After considering a short time, he said that he would certainly allow me to go on, but that he could not allow my driver to go back. I felt immensely relieved at the decision, but the countenance of my companion lengthened considerably. It was, however, settled that he should take me on to Cumberland, and General Kelly good-naturedly promised to do what he could for him on his return.
General Kelly then asked me in an off-hand manner whether all General Lee's army was at Hagerstown; but I replied, laughing, "You of course understand, General, that, having got that pass from General Lee, I am bound by every principle of honour not to give you any information which can be of advantage to you." He laughed and promised not to ask me any more questions of that sort. He then sent his aide-de-camp with me to the provost-marshal, who immediately gave me a pass for Cumberland. On my return to the General's, I discovered the perfidious driver (that zealous Southerner a few hours previous) hard at work communicating to General Kelly all he knew, and a great deal more besides; but, from what I heard, I don't think his information was very valuable.
I was treated by General Kelly and all his officers with the greatest good-nature and courtesy, although I had certainly come among them under circumstances suspicious, to say the least. I felt quite sorry that they should be opposed to my Southern friends, and I regretted still more that they should be obliged to serve with or under a Butler, a Milroy, or even a Hooker. I took leave of them at six o'clock; and I can truly say that the only Federal officers I have ever come in contact with were gentlemen.
We had got four miles beyond Hancock, when the tire of one of our wheels came off, and we had to stop for a night at a farmhouse.
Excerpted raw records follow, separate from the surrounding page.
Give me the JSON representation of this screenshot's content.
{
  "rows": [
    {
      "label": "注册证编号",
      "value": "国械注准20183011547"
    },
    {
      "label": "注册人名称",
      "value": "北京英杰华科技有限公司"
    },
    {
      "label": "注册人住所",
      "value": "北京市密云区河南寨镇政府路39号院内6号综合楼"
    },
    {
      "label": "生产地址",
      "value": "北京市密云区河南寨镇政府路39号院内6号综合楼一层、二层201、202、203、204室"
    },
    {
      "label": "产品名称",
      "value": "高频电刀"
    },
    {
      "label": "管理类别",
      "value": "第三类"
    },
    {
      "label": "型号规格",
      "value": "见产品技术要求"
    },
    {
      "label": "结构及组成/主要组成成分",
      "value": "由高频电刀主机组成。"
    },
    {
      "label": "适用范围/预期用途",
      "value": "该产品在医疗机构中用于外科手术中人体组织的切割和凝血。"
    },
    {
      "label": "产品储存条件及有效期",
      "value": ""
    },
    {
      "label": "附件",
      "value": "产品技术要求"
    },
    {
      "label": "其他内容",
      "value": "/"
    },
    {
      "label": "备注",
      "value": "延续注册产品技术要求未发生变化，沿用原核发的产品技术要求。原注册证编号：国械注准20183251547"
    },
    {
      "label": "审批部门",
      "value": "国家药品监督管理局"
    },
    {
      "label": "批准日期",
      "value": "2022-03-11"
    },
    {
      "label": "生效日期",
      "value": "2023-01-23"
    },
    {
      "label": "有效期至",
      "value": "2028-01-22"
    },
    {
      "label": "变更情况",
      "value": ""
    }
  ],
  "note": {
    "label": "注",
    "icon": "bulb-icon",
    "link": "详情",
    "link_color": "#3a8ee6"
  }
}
I had supper with the farmer and his labourers, who had just come in from the fields, and the supper was much superior to that which can be procured at the first hotel at Richmond. All were violent Unionists, and perfectly under the impression that the rebels were totally demoralised, and about to lay down their arms. Of course I held my tongue, and gave no one reason to suppose that I had ever been in rebeldom.
Tuesday, July 9, 2013
July 9, 1863: Arthur J. Fremantle leaves the Confederacy
British Lieutenant Colonel Arthur J. Fremantle's three months in the Southern Confederacy came to an end 150 years ago today when Fremantle left General Robert E. Lee and the Army of Northern Virginia as they retreated south towards Virginia. Fremantle's plan was to make his way to New York City and sail for home.